WHAT YOU SHOULD DO => Which lines below hold the word "ligne"? Report each one.

AVAILABLE DATA =>

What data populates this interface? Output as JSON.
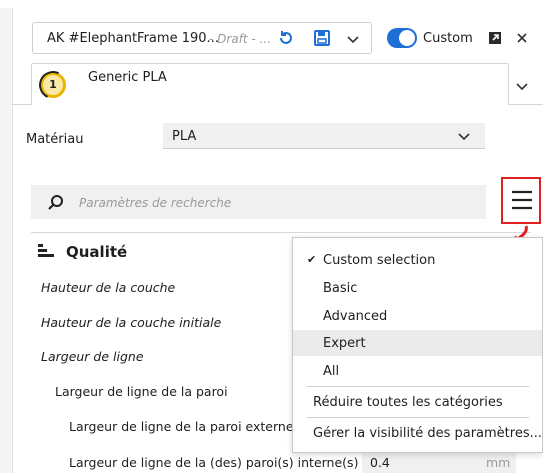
{
  "profile": {
    "name": "AK #ElephantFrame 190...",
    "state": "- Draft - ...",
    "custom_label": "Custom",
    "custom_enabled": true
  },
  "extruder_tab": {
    "badge": "1",
    "label": "Generic PLA"
  },
  "material": {
    "label": "Matériau",
    "value": "PLA"
  },
  "search": {
    "placeholder": "Paramètres de recherche"
  },
  "section": {
    "title": "Qualité"
  },
  "settings": [
    {
      "label": "Hauteur de la couche"
    },
    {
      "label": "Hauteur de la couche initiale"
    },
    {
      "label": "Largeur de ligne"
    },
    {
      "label": "Largeur de ligne de la paroi"
    },
    {
      "label": "Largeur de ligne de la paroi externe"
    },
    {
      "label": "Largeur de ligne de la (des) paroi(s) interne(s)",
      "value": "0.4",
      "unit": "mm"
    }
  ],
  "visibility_menu": {
    "items": [
      {
        "label": "Custom selection",
        "checked": true
      },
      {
        "label": "Basic"
      },
      {
        "label": "Advanced"
      },
      {
        "label": "Expert",
        "highlighted": true
      },
      {
        "label": "All"
      }
    ],
    "collapse_label": "Réduire toutes les catégories",
    "manage_label": "Gérer la visibilité des paramètres..."
  },
  "colors": {
    "accent": "#1f6fd6",
    "annotation": "#e02020",
    "badge": "#e8b500"
  }
}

WRITTEN SOLUTION =>
      "label": "Largeur de ligne"
      "label": "Largeur de ligne de la paroi"
      "label": "Largeur de ligne de la paroi externe"
      "label": "Largeur de ligne de la (des) paroi(s) interne(s)",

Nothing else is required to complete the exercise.